:: Provided material ::
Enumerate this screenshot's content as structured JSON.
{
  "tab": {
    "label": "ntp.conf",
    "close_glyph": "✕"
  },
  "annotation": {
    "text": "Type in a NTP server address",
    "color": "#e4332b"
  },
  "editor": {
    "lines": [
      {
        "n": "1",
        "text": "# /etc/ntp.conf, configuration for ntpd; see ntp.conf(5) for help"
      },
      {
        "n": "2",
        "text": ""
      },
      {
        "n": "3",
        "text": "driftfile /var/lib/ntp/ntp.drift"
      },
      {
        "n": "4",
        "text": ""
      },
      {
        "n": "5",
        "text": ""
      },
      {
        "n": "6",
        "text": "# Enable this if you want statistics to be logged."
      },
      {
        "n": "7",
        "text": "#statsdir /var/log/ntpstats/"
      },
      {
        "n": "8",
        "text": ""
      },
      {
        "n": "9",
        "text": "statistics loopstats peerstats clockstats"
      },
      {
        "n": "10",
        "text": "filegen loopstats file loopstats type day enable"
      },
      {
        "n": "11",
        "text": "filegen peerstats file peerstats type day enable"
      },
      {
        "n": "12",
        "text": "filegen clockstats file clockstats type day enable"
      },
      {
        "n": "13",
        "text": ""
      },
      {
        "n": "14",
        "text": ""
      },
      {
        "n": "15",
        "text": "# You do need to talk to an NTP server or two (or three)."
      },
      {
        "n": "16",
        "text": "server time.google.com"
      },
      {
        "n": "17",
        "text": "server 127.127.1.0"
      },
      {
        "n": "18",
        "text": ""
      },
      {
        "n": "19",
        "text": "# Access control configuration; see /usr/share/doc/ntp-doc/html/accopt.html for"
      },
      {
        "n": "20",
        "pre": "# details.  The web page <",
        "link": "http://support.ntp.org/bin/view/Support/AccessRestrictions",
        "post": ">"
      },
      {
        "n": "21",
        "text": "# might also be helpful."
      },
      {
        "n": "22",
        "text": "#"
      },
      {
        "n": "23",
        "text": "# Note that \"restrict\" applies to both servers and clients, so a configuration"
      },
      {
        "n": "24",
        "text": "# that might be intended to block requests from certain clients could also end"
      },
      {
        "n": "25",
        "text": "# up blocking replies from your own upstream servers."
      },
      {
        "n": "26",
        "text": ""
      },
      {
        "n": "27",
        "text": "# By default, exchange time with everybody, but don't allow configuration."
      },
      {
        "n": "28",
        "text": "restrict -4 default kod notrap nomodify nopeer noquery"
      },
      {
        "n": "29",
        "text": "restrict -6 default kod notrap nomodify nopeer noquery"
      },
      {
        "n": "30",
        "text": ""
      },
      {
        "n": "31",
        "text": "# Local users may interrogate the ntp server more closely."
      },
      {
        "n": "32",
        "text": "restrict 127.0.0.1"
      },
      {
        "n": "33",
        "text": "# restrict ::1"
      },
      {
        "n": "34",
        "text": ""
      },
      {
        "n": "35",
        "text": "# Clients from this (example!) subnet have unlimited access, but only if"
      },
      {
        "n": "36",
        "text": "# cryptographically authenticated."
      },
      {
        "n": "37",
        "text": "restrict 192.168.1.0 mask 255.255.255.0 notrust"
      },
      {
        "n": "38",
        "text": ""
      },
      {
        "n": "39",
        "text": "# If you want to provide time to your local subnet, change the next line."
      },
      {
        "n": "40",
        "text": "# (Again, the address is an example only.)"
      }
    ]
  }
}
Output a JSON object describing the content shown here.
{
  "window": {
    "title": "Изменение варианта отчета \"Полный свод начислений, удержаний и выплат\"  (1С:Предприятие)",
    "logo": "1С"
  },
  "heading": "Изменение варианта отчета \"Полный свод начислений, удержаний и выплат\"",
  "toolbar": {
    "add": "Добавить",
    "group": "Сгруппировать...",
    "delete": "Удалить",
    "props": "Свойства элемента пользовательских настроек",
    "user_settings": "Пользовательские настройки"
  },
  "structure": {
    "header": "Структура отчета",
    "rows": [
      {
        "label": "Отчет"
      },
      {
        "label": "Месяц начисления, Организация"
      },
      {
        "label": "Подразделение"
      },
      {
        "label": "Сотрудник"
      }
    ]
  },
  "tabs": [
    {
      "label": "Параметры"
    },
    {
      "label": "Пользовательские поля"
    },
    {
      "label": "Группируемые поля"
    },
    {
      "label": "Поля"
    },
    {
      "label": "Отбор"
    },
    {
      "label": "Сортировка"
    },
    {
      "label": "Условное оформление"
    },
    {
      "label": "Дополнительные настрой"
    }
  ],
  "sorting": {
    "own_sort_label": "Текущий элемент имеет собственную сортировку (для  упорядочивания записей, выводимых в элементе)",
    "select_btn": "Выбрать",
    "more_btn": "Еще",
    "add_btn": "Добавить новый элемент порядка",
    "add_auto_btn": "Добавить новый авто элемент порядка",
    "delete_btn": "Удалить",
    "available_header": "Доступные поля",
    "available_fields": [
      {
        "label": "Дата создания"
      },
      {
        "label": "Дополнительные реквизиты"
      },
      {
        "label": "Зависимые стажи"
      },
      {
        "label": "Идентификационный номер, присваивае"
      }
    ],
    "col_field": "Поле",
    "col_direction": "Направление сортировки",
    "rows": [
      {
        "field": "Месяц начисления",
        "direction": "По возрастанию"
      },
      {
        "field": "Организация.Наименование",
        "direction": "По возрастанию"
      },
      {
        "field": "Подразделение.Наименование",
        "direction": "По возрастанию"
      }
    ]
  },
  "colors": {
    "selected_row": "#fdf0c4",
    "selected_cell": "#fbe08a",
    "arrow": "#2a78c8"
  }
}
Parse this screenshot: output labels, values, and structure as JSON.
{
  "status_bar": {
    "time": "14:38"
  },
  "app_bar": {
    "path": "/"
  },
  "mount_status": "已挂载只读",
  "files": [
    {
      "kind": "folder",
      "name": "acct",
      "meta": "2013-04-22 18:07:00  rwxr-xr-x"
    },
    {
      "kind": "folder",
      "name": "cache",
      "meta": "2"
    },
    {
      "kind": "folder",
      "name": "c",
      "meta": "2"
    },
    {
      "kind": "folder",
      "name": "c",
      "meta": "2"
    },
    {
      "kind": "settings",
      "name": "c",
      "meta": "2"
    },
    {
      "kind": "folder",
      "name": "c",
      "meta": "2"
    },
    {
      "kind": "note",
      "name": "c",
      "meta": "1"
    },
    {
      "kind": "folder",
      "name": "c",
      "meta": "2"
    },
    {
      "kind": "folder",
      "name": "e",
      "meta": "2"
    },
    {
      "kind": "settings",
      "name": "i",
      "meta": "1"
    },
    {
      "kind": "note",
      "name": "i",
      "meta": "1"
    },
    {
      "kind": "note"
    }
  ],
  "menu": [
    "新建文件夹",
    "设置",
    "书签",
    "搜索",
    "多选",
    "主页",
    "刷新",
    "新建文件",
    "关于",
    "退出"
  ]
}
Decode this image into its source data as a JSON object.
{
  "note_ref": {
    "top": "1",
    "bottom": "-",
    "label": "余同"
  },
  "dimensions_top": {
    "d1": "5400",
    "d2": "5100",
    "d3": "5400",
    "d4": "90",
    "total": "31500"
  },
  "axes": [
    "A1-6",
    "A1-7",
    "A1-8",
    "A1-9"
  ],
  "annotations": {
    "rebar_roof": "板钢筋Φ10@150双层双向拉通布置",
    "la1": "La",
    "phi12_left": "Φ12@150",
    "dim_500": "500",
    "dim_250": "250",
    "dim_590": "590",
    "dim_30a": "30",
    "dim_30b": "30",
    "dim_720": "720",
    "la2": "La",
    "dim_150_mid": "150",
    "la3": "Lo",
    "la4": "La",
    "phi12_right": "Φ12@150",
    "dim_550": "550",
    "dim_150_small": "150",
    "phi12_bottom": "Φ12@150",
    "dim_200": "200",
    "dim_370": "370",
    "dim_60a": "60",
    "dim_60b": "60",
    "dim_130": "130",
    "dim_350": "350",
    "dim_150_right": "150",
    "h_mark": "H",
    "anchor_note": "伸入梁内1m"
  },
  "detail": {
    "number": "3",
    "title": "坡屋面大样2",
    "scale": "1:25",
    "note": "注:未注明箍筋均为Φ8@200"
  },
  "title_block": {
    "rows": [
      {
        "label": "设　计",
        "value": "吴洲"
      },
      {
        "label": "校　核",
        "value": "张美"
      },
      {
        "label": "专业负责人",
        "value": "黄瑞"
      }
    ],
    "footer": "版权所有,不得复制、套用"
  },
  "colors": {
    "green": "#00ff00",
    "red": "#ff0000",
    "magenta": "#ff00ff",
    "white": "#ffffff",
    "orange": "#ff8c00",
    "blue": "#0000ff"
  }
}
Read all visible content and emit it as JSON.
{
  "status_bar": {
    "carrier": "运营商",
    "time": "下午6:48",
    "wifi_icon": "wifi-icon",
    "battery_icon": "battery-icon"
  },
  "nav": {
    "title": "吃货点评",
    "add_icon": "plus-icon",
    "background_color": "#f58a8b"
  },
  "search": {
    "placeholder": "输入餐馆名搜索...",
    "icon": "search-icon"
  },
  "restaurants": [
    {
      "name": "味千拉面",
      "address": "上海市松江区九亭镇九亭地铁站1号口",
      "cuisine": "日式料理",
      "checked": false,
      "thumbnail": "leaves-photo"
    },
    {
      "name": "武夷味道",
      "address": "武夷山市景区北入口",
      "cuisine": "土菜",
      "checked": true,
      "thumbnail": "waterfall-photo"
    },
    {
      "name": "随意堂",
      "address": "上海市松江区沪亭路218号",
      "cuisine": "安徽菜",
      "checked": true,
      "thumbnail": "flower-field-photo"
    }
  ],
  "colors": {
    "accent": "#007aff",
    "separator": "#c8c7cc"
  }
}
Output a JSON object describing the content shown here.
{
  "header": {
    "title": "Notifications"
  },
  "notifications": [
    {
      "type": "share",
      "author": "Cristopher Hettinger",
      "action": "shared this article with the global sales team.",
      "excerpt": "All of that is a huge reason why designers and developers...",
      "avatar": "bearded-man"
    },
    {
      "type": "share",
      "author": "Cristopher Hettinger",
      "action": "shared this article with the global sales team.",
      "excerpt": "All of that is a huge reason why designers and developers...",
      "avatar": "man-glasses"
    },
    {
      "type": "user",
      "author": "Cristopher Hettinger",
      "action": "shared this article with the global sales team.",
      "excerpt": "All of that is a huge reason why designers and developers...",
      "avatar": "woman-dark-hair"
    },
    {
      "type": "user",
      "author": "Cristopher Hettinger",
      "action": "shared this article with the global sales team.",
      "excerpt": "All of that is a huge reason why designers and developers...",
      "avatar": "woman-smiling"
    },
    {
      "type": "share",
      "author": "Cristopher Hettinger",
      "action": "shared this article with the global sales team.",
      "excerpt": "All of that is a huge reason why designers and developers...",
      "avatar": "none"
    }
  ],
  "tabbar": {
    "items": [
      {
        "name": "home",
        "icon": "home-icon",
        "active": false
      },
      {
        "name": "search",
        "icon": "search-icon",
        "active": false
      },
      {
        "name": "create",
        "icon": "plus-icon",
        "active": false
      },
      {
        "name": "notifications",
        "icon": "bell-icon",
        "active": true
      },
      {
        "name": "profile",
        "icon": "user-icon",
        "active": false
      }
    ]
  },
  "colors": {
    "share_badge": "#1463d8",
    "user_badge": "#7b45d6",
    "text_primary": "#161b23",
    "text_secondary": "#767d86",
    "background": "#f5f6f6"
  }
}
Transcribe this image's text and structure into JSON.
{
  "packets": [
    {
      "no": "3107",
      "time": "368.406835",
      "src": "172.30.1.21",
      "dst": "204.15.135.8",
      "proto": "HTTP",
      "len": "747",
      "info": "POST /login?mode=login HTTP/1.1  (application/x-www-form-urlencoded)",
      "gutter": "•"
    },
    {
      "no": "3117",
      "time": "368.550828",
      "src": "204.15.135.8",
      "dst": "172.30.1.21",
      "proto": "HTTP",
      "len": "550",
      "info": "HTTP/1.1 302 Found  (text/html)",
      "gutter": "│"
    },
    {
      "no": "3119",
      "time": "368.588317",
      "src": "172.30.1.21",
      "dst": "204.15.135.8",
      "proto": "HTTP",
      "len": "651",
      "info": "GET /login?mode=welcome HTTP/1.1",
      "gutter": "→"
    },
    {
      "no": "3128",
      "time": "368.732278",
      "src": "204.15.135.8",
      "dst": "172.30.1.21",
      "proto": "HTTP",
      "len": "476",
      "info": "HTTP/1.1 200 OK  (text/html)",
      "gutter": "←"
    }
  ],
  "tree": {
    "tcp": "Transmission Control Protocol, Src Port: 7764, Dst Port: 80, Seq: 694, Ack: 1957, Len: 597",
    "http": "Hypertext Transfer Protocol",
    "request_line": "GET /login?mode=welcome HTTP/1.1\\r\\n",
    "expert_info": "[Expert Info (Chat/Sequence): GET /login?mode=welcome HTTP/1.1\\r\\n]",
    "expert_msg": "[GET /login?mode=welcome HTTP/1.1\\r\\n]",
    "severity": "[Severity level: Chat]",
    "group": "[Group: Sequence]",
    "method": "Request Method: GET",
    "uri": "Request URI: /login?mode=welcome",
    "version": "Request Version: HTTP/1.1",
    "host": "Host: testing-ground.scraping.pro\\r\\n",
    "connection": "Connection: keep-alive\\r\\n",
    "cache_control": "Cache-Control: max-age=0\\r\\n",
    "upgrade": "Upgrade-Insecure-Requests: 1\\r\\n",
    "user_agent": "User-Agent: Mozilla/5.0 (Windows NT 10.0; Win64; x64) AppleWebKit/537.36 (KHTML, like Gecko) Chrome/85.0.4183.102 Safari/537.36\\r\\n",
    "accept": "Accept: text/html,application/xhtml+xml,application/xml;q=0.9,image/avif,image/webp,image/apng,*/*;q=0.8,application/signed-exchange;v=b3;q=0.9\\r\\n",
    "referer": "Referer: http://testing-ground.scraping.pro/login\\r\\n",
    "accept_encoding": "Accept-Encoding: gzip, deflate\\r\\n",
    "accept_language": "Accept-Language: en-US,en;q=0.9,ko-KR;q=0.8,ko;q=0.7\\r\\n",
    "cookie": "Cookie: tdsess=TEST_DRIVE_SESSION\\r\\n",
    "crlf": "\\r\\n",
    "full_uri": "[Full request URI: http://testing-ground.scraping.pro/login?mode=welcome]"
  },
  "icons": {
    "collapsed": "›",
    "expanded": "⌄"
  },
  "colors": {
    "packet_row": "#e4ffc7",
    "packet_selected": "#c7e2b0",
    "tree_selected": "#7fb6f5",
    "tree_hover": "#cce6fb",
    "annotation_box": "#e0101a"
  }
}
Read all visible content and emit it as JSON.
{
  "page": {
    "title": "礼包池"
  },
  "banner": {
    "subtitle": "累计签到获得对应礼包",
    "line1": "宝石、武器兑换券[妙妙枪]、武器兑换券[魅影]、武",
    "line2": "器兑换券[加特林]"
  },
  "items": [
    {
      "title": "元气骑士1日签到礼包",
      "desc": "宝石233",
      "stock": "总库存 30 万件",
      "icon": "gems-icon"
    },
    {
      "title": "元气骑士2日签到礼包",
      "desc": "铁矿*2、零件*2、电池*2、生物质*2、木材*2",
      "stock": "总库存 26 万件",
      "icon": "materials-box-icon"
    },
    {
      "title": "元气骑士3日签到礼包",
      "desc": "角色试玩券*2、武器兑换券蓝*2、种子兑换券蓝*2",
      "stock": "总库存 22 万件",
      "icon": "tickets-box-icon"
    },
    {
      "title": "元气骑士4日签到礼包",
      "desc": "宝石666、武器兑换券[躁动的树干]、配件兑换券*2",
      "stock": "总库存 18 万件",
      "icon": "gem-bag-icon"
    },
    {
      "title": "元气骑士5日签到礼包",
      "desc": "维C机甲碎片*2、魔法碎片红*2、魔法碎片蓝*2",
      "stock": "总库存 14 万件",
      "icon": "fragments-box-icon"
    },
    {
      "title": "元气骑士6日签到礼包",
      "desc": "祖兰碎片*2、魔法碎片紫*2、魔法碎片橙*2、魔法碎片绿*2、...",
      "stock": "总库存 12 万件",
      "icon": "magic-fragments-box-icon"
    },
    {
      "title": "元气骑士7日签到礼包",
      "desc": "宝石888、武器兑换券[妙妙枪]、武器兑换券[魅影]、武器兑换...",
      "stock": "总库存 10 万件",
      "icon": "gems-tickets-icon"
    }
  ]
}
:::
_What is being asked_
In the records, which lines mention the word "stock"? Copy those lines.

_Exercise answer_
      "stock": "总库存 30 万件",
      "stock": "总库存 26 万件",
      "stock": "总库存 22 万件",
      "stock": "总库存 18 万件",
      "stock": "总库存 14 万件",
      "stock": "总库存 12 万件",
      "stock": "总库存 10 万件",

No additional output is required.